Collected data entries:
--------

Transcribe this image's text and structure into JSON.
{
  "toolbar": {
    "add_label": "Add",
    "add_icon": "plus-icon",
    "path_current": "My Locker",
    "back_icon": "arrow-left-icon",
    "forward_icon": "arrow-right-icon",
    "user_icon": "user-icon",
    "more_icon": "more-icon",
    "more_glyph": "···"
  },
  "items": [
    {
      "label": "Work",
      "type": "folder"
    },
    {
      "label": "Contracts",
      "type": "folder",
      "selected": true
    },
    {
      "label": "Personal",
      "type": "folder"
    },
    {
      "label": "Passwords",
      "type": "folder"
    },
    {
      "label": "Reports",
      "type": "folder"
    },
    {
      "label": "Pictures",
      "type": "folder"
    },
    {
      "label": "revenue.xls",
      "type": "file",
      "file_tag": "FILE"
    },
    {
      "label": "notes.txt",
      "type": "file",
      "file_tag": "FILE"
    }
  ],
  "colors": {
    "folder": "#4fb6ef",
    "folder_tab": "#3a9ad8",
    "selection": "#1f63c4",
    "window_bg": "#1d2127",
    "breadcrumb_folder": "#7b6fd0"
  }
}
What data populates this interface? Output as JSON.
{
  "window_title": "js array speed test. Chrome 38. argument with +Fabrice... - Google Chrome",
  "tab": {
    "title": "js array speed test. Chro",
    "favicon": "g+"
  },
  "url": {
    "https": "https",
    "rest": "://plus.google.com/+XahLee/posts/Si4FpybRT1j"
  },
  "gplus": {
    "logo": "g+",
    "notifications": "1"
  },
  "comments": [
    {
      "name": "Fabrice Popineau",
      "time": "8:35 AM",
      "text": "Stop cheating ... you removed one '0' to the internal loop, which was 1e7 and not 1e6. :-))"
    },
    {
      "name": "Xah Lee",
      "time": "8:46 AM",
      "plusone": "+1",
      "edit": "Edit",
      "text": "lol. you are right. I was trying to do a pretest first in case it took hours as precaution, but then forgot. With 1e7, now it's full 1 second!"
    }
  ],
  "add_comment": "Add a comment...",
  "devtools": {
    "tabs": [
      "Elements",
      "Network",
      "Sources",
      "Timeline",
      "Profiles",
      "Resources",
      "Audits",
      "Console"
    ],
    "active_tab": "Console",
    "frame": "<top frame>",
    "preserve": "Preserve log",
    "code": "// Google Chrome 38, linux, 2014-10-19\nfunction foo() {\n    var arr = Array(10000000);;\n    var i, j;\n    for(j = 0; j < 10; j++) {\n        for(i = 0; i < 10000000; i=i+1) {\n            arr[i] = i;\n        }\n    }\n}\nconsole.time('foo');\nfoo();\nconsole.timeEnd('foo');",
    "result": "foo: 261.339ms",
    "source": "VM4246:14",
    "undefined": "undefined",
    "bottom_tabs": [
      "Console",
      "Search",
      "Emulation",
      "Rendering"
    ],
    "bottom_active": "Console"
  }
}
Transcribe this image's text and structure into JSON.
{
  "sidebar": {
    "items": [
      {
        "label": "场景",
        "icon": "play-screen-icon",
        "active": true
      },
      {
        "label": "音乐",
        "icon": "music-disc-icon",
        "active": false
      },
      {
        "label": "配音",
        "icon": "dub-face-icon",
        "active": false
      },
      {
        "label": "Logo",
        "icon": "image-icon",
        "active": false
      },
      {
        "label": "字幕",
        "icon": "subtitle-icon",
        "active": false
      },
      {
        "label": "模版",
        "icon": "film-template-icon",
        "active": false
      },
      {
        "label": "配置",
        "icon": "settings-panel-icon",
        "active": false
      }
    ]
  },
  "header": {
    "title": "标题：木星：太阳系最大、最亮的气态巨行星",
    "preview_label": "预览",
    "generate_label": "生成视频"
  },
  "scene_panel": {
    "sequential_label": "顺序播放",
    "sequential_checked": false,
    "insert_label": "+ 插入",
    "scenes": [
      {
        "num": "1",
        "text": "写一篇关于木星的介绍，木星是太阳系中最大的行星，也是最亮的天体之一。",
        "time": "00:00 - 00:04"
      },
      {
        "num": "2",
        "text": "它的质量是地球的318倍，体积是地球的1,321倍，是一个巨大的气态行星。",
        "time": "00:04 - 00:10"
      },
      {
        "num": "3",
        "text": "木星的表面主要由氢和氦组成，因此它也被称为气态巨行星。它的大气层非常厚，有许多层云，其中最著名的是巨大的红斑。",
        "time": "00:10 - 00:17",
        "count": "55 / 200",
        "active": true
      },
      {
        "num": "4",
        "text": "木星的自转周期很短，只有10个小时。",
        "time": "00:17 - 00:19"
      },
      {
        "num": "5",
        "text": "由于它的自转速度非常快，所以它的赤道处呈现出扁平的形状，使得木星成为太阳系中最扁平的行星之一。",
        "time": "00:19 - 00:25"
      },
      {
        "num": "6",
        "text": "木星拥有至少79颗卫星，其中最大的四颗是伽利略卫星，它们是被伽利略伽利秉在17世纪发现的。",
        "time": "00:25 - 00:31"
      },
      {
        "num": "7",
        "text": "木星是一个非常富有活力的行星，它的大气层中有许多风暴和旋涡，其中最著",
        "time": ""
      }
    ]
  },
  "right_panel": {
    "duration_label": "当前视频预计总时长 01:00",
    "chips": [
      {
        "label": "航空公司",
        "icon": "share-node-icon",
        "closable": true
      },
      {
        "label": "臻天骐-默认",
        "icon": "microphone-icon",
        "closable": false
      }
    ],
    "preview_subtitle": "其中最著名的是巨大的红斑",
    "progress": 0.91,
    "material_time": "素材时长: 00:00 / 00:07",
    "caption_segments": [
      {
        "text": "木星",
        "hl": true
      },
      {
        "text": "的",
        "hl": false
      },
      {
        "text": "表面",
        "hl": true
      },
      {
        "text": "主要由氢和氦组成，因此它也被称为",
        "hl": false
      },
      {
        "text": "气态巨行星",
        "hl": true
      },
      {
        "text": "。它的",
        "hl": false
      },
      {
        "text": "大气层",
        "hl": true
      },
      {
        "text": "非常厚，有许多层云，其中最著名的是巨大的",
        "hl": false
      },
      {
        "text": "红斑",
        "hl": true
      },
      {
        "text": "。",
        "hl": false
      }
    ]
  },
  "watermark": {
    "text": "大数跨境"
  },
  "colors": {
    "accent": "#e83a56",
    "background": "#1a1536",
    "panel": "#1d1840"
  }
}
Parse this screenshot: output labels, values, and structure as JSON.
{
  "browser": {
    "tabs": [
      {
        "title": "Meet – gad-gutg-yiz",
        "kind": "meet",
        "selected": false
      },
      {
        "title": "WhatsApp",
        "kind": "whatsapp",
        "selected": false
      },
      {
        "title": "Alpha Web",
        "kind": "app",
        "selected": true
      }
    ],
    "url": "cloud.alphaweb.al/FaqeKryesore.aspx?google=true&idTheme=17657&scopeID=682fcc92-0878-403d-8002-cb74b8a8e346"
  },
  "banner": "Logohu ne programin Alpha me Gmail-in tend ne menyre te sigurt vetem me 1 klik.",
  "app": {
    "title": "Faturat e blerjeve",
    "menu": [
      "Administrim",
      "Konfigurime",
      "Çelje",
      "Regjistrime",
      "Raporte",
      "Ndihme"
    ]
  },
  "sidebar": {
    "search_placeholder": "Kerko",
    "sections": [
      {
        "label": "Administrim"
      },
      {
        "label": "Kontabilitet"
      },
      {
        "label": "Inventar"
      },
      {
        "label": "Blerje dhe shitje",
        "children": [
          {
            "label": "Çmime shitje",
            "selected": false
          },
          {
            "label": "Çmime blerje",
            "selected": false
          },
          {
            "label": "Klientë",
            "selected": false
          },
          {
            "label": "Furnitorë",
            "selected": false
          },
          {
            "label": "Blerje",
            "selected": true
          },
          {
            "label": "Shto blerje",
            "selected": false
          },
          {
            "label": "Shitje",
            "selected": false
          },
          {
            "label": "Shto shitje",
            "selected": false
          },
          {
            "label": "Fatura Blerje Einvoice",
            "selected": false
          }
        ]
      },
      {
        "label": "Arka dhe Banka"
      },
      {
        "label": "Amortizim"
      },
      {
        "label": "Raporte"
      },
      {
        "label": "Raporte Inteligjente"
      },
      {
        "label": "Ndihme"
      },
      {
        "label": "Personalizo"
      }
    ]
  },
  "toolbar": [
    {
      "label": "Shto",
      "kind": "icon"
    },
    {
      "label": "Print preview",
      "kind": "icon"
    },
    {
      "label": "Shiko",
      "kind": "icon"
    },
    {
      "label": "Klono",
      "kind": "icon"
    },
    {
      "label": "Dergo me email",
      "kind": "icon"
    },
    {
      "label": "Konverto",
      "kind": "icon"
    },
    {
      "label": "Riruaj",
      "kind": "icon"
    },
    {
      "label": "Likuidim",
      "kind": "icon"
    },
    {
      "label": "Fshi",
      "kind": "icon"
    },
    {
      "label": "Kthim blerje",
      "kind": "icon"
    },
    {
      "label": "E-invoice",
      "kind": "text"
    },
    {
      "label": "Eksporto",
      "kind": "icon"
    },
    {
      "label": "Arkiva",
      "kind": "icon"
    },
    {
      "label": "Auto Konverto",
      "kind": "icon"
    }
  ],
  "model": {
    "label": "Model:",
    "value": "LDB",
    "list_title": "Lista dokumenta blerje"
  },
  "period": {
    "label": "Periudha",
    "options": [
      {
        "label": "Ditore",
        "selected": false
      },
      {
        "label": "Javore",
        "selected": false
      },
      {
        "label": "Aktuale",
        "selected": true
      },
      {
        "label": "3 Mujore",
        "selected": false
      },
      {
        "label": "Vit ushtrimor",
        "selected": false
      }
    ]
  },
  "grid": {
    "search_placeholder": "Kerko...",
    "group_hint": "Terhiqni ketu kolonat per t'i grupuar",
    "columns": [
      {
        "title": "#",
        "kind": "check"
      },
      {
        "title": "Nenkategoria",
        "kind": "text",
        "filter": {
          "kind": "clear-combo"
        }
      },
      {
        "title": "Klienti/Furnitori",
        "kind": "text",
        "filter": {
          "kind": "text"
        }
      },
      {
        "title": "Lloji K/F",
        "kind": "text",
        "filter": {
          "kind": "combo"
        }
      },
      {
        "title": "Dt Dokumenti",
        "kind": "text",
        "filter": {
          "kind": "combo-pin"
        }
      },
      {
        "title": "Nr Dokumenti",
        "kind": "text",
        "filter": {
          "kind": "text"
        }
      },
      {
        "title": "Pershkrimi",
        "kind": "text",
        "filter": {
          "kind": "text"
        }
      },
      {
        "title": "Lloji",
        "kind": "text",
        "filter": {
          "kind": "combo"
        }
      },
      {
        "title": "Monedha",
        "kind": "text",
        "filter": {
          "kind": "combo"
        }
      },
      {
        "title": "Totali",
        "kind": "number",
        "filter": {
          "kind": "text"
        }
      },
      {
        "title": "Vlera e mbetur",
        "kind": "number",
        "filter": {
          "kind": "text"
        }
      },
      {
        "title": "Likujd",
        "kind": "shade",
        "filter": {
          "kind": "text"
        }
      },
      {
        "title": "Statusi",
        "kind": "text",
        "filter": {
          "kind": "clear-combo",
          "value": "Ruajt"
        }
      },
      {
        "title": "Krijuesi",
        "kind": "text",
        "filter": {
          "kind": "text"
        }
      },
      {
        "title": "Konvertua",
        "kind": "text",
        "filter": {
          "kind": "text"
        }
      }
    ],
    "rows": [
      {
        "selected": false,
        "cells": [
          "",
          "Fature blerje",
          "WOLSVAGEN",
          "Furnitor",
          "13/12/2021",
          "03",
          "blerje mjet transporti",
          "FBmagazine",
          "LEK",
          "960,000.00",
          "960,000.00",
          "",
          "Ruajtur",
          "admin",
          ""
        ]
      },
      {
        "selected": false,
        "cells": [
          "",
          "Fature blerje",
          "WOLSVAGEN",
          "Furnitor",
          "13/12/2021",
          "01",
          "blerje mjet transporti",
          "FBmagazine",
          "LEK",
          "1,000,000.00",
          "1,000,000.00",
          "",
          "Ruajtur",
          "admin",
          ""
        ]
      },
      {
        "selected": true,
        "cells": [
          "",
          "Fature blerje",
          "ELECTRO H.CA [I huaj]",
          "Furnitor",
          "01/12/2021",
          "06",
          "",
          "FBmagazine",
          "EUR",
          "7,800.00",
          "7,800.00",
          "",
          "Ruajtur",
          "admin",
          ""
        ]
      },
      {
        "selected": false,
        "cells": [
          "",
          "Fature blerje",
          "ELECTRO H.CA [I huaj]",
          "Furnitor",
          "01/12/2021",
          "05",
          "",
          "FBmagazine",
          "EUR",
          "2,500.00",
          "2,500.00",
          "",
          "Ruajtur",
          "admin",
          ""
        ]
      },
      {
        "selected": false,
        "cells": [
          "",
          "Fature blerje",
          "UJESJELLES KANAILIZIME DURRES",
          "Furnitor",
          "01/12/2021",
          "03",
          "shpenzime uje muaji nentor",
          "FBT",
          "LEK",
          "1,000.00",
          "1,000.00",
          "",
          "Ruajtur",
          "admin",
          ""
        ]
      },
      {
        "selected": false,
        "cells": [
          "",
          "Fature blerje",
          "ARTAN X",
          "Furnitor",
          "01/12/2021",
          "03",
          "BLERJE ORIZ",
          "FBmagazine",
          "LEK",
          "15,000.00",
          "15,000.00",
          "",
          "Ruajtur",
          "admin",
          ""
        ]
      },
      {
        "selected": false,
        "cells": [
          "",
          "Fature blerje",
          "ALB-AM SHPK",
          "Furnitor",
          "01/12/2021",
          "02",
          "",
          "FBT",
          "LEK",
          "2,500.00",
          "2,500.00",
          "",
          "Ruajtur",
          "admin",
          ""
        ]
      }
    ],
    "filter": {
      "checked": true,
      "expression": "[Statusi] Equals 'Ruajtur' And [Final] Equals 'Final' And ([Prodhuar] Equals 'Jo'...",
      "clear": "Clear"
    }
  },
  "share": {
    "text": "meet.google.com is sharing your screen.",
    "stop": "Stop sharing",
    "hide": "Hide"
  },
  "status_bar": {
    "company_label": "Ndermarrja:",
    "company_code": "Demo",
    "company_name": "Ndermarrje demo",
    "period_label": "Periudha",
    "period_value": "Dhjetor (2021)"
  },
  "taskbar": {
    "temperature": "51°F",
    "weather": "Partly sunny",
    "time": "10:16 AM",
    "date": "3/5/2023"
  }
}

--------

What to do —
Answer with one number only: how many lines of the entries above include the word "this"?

Task solution —
4